Mark Cordell, chief executive of Bid4Bury said: “You have an unfair system based on 30-40 years ago when the high street was the best place to trade.

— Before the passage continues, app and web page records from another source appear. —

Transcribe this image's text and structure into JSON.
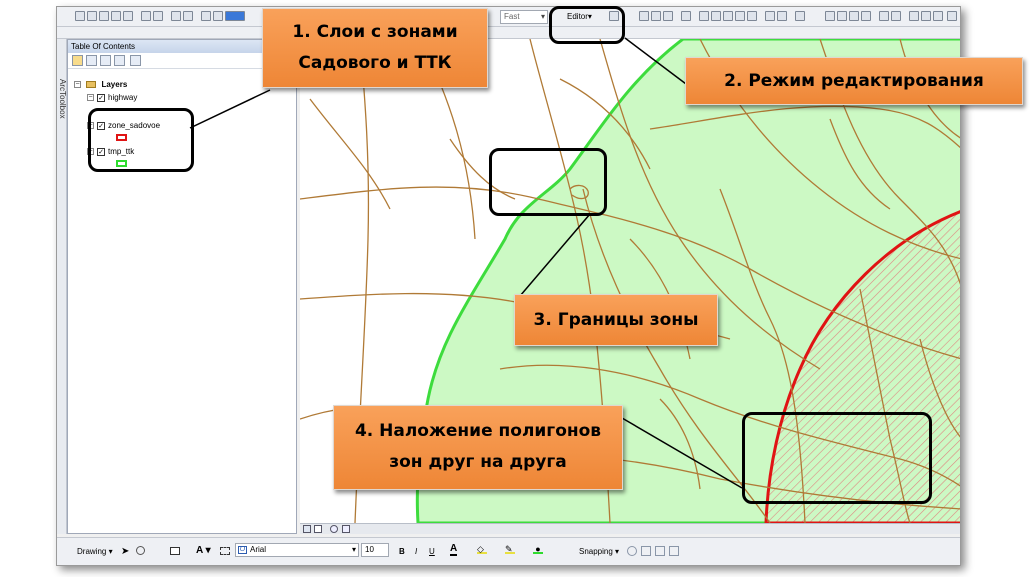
{
  "toolbar": {
    "speed_combo": "Fast",
    "editor_label": "Editor▾"
  },
  "toc": {
    "title": "Table Of Contents",
    "toolbox_label": "ArcToolbox",
    "root_label": "Layers",
    "layers": [
      {
        "label": "highway"
      },
      {
        "label": "zone_sadovoe",
        "symbol_color": "#e01414"
      },
      {
        "label": "tmp_ttk",
        "symbol_color": "#2edc2e"
      }
    ]
  },
  "map": {
    "zone_fill": "#ccf9c4",
    "zone_outline": "#3ddc3d",
    "overlap_outline": "#e01414",
    "road_color": "#b07a36"
  },
  "drawing_bar": {
    "drawing_label": "Drawing ▾",
    "text_tool": "A ▾",
    "font_name": "Arial",
    "font_size": "10",
    "bold": "B",
    "italic": "I",
    "underline": "U",
    "snapping_label": "Snapping ▾"
  },
  "callouts": {
    "c1_line1": "1. Слои с зонами",
    "c1_line2": "Садового и ТТК",
    "c2": "2. Режим редактирования",
    "c3": "3. Границы зоны",
    "c4_line1": "4. Наложение полигонов",
    "c4_line2": "зон друг на друга"
  },
  "colors": {
    "callout_fill": "#f0893a"
  }
}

That’s no longer the case.”

Town centre units have higher rents and, due to this, higher business rates.

In the Buttermarket, high rates may force Aise Tachiroglou, owner of Cafe Kottani, to look for new premises.

She said: “I did not think the business rates would be that much because it’s a small shop.”

Ms Tachiroglou has appealed the rates, which exceed £16,000 a year.

Mr Cordell said while Council Tax had been frozen, business rates had risen by almost 10 per cent in the last three years.

An FOI submitted by the Bury Free Press found that 382 businesses were late in paying the first instalment of their business rates this year.

Two months after the first instalment was due, 74 business had not made a payment.

The disincentive of high rates is recognised by Ian Dalrymple, director of Intersport, in Whiting Street.

He said: “The problem with the town centre is for a new business to open the overheads are prohibiting – you have high business rents and high business rates, so for an independent entrepreneur it’s very difficult.”

Mr Dalrymple echoed Mr Cordell’s view that rates do not recognise the modern retail market.

He has started a campaign pushing for a tax on internet traders who benefit from low overheads.

Margaret Barrett, owner of Butterworths in the Traverse, said the inflexibility of rates did not encourage retailers into the high street.

She said: “If they just reduce it, more people would take the risk.

“Our rent and rates together are about £18,000 – it’s a lot of money to find in your first year of business.”

The number of businesses late in making their first payment has fallen since 2011.

However, the number two months behind in payments peaked last year and has yet to fall back to its 2011 level.

St Edmundsbury Borough Council collects business rates but do not set them.

The council’s cabinet member for economic growth, Cllr Alaric Pugh, said: “St Edmundsbury supports businesses throughout the town centre by creating the right environment for success, although we are also developing an action plan looking at ways to give more direct support.”